Women with 80-cm girth could be 'obese': Japan
Women with an abdominal girth of more than 80 centimeters could be categorized as obese under new guidelines being considered, a revision from the current 90-centimeter standard used as a marker for metabolic syndrome, it has been learned.
The Japan Society for the Study of Obesity (JASSO) is considering including women with a body mass index (BMI)- a measure of weight relative to height - of below 25 but a waist circumference of above 80 centimeters as excessively fat.
People with a BMI of less than 25 are not considered overweight under current guidelines.
The government-set conditions for being obese include a BMI of 25 or more, health problems such as a lipid abnormality and high-blood pressure, and having an abdominal girth of 85 centimeters or more for men and 90 centimeters or more for women.
The Health, Labor and Welfare Ministry uses these figures when deciding whether a person has metabolic syndrome in a special health check program for people aged from 40 to 74.
However, experts have pointed out that the risk of arteriosclerosis and other health problems increases for people with excessive visceral fat even if their BMI is below 25.
This prompted JASSO's study committee for judging criteria of obesity, led by Gunma University Prof. Masatomo Mori, to reexamine the criteria for people with a BMI of less than 25.

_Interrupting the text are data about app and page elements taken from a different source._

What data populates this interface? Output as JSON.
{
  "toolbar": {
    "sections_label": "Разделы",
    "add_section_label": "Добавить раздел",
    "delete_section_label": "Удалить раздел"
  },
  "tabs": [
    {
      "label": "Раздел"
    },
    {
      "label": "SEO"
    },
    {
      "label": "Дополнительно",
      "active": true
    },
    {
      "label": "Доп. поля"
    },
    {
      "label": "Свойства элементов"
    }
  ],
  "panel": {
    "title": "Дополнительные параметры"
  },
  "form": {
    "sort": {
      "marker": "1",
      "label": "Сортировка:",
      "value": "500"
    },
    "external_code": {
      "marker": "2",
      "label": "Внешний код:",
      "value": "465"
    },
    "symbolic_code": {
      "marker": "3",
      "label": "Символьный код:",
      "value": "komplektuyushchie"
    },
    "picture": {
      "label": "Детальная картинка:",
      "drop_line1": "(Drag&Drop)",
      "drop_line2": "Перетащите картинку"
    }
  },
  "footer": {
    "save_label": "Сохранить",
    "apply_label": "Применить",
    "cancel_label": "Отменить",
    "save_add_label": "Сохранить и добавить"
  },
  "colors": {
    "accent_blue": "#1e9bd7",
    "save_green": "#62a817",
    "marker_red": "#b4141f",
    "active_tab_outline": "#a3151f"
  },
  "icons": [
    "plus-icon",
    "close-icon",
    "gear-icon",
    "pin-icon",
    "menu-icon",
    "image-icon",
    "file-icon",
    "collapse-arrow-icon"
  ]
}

By analyzing data released in Japan up to 2010, the committee concluded that health problems such as lipid abnormalities sharply increase when the cross-sectional area of visceral fat exceeds 100 square centimeters for men and 70 square centimeters for women. This corresponds to an abdominal girth of 85 centimeters for men and 80 centimeters for women.
BMI is calculated by dividing a person's weight in kilograms by height in meters squared. For example, a 1.6-metre person weighing 60 kilograms has a BMI of 60 divided by 2.56, which equals 23.4.
JASSO is considering categorizing people with a BMI of less than 25 as obese if their waist size exceeds the new standard and they have some health problems.
"The conditions for being obese and the criteria for deciding if people have metabolic syndrome overlap considerably," Mori said.
The lower girth figure likely will affect a planned review of the health check program, which the ministry plans to carry out in fiscal 2013.
Mori said JASSO would settle on the new standard within fiscal 2012 so it can be reflected in revised abdominal girth standards used for the ministry's health check.